WHAT YOU SHOULD DO:
Scan the records below. List lines holding "header".

Entries from a dataset of interfaces
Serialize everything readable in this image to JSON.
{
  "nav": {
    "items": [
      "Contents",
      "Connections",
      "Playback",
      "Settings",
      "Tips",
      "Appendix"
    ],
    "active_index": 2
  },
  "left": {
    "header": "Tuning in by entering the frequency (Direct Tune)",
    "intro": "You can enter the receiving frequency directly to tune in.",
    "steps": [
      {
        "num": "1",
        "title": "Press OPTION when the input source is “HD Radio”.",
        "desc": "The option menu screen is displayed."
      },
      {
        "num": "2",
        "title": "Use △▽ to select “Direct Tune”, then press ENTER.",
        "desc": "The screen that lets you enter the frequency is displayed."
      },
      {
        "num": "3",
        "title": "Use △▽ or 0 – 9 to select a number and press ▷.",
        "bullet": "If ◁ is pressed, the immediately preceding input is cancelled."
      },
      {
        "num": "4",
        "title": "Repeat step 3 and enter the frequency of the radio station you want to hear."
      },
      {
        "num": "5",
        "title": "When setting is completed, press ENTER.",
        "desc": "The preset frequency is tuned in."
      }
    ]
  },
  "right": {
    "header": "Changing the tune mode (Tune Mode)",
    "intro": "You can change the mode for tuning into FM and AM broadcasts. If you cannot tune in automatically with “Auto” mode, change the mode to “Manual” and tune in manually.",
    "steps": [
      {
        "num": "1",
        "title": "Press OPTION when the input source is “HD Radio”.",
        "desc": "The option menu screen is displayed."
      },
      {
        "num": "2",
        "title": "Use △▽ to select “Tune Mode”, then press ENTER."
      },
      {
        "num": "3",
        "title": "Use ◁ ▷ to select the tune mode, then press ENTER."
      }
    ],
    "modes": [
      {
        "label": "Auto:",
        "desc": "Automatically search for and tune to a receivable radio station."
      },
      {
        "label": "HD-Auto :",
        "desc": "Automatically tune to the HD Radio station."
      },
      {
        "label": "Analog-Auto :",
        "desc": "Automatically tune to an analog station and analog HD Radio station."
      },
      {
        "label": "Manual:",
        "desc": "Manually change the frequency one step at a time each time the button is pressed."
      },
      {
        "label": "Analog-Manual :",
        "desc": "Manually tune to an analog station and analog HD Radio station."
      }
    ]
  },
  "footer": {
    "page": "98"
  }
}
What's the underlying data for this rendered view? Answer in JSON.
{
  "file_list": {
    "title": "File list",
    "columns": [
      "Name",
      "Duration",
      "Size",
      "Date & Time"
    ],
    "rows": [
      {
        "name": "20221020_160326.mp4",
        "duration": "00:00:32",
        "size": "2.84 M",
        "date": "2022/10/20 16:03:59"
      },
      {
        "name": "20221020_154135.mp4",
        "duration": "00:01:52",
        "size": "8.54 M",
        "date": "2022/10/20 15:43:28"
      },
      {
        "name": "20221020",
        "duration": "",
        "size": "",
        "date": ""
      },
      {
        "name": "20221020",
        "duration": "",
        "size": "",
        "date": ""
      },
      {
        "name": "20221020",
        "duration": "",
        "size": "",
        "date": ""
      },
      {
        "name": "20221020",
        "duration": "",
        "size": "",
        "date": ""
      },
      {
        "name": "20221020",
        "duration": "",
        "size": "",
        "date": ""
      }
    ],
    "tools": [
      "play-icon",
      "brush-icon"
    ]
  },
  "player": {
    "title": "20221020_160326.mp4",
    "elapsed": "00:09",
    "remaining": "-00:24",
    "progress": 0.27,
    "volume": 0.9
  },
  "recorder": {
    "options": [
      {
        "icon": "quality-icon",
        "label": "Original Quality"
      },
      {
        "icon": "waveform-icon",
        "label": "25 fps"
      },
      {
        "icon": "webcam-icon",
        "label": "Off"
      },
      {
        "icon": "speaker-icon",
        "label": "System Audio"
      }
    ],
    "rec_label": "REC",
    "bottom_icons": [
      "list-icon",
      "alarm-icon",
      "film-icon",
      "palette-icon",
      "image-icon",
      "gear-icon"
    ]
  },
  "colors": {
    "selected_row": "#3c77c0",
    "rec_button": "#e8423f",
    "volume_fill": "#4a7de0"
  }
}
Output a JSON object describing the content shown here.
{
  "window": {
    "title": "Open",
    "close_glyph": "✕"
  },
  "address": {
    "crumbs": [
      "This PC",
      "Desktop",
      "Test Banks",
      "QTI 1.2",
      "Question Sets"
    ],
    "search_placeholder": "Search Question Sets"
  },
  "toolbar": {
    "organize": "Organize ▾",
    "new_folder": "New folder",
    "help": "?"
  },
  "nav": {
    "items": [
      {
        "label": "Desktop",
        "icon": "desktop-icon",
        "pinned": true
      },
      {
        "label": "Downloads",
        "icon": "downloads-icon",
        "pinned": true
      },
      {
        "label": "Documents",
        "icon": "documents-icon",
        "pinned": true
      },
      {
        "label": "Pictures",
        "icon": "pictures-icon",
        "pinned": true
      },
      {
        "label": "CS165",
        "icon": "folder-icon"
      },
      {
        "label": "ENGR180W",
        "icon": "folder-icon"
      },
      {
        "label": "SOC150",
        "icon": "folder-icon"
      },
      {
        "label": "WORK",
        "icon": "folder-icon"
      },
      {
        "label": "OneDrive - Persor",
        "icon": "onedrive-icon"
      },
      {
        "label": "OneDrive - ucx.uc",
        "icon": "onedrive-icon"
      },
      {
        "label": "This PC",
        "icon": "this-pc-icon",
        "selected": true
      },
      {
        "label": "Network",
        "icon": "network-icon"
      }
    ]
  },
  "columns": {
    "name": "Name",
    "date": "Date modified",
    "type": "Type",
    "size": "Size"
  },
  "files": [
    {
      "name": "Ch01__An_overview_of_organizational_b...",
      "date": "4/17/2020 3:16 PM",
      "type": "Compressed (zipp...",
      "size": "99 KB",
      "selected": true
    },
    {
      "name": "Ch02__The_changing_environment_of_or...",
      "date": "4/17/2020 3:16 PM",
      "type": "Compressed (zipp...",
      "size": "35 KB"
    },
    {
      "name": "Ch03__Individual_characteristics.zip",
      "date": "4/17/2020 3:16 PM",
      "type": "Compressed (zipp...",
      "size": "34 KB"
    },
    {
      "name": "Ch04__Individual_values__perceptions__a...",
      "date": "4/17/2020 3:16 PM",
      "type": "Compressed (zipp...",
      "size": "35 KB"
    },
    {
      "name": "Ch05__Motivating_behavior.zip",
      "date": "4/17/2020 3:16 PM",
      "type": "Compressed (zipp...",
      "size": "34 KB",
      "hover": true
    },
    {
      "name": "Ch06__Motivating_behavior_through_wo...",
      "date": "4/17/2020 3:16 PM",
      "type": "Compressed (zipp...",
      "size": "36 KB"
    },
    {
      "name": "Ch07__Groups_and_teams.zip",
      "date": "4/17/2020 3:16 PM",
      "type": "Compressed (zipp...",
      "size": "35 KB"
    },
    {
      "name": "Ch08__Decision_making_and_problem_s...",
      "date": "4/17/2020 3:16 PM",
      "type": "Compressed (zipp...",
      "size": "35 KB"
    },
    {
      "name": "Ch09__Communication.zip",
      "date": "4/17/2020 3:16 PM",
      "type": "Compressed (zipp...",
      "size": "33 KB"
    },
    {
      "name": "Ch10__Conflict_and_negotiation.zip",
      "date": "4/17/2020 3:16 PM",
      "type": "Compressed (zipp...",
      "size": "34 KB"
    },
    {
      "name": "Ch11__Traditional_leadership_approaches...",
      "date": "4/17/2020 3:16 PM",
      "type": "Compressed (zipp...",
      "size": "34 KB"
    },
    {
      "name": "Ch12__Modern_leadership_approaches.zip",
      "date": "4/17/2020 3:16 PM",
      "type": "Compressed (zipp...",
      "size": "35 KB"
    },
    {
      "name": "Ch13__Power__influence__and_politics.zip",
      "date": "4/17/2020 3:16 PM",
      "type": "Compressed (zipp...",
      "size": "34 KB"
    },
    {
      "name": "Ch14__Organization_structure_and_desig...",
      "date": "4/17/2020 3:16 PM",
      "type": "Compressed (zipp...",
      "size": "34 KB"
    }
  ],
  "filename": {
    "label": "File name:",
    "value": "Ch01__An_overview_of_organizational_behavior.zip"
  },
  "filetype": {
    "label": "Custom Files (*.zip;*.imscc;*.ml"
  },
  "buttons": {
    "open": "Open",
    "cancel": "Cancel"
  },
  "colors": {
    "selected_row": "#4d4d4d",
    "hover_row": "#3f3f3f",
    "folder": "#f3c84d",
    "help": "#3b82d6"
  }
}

THE COMPLETED TASK:
    "header": "Tuning in by entering the frequency (Direct Tune)",
    "header": "Changing the tune mode (Tune Mode)",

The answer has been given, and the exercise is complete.